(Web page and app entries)

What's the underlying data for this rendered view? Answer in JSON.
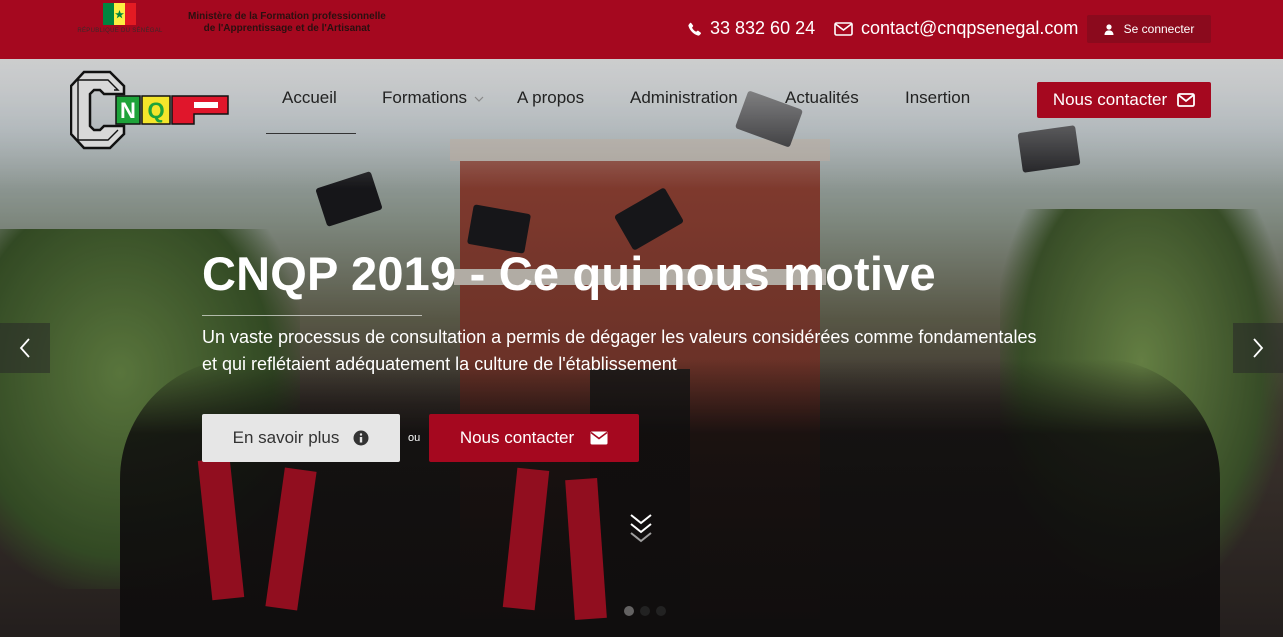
{
  "topbar": {
    "gov_caption": "RÉPUBLIQUE DU SÉNÉGAL",
    "ministry_line1": "Ministère de la Formation professionnelle",
    "ministry_line2": "de l'Apprentissage et de l'Artisanat",
    "phone": "33 832 60 24",
    "email": "contact@cnqpsenegal.com",
    "login_label": "Se connecter",
    "bg_color": "#a5081f"
  },
  "logo": {
    "icon": "cnqp-logo",
    "letters": [
      "C",
      "N",
      "Q",
      "P"
    ]
  },
  "nav": {
    "items": [
      {
        "label": "Accueil",
        "active": true
      },
      {
        "label": "Formations",
        "has_dropdown": true
      },
      {
        "label": "A propos"
      },
      {
        "label": "Administration"
      },
      {
        "label": "Actualités"
      },
      {
        "label": "Insertion"
      }
    ],
    "contact_label": "Nous contacter"
  },
  "slide": {
    "title": "CNQP 2019 - Ce qui nous motive",
    "text_line1": "Un vaste processus de consultation a permis de dégager les valeurs considérées comme fondamentales",
    "text_line2": "et qui reflétaient adéquatement la culture de l'établissement",
    "more_label": "En savoir plus",
    "or_label": "ou",
    "contact_label": "Nous contacter",
    "active_dot": 2,
    "dot_count": 3
  }
}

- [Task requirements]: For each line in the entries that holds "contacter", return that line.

- [Solution to this exercise]:
    "contact_label": "Nous contacter"
    "contact_label": "Nous contacter",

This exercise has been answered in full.